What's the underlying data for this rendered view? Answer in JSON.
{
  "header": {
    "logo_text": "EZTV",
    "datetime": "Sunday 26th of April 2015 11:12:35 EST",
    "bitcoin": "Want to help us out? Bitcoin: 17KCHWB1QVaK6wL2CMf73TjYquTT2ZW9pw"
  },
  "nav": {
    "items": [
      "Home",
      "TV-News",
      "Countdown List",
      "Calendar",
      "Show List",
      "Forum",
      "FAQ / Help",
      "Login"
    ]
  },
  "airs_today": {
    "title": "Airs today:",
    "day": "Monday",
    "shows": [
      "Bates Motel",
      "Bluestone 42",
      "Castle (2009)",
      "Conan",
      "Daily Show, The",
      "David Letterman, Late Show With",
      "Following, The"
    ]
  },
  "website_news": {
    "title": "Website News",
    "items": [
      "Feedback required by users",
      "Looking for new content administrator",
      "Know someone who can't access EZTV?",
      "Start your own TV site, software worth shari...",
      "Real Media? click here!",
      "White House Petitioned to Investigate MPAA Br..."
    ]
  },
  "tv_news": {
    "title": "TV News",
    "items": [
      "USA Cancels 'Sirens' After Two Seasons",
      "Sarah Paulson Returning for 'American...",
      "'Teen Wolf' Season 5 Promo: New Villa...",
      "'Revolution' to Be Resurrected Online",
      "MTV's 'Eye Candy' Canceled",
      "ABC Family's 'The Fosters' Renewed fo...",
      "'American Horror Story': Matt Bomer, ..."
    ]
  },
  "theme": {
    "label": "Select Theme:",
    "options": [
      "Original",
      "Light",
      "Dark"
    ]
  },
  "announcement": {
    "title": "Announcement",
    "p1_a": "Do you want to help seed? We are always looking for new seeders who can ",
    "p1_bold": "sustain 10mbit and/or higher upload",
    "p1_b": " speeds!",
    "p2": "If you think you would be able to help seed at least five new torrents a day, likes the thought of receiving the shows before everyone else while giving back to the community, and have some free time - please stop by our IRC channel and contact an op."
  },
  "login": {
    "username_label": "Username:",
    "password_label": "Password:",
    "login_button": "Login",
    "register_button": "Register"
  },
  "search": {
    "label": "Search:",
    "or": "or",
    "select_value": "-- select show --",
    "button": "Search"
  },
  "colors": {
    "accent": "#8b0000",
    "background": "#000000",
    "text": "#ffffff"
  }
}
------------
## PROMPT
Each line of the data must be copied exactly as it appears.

## OUTPUT BELOW
What's the underlying data for this rendered view? Answer in JSON.
{
  "header": {
    "logo_text": "EZTV",
    "datetime": "Sunday 26th of April 2015 11:12:35 EST",
    "bitcoin": "Want to help us out? Bitcoin: 17KCHWB1QVaK6wL2CMf73TjYquTT2ZW9pw"
  },
  "nav": {
    "items": [
      "Home",
      "TV-News",
      "Countdown List",
      "Calendar",
      "Show List",
      "Forum",
      "FAQ / Help",
      "Login"
    ]
  },
  "airs_today": {
    "title": "Airs today:",
    "day": "Monday",
    "shows": [
      "Bates Motel",
      "Bluestone 42",
      "Castle (2009)",
      "Conan",
      "Daily Show, The",
      "David Letterman, Late Show With",
      "Following, The"
    ]
  },
  "website_news": {
    "title": "Website News",
    "items": [
      "Feedback required by users",
      "Looking for new content administrator",
      "Know someone who can't access EZTV?",
      "Start your own TV site, software worth shari...",
      "Real Media? click here!",
      "White House Petitioned to Investigate MPAA Br..."
    ]
  },
  "tv_news": {
    "title": "TV News",
    "items": [
      "USA Cancels 'Sirens' After Two Seasons",
      "Sarah Paulson Returning for 'American...",
      "'Teen Wolf' Season 5 Promo: New Villa...",
      "'Revolution' to Be Resurrected Online",
      "MTV's 'Eye Candy' Canceled",
      "ABC Family's 'The Fosters' Renewed fo...",
      "'American Horror Story': Matt Bomer, ..."
    ]
  },
  "theme": {
    "label": "Select Theme:",
    "options": [
      "Original",
      "Light",
      "Dark"
    ]
  },
  "announcement": {
    "title": "Announcement",
    "p1_a": "Do you want to help seed? We are always looking for new seeders who can ",
    "p1_bold": "sustain 10mbit and/or higher upload",
    "p1_b": " speeds!",
    "p2": "If you think you would be able to help seed at least five new torrents a day, likes the thought of receiving the shows before everyone else while giving back to the community, and have some free time - please stop by our IRC channel and contact an op."
  },
  "login": {
    "username_label": "Username:",
    "password_label": "Password:",
    "login_button": "Login",
    "register_button": "Register"
  },
  "search": {
    "label": "Search:",
    "or": "or",
    "select_value": "-- select show --",
    "button": "Search"
  },
  "colors": {
    "accent": "#8b0000",
    "background": "#000000",
    "text": "#ffffff"
  }
}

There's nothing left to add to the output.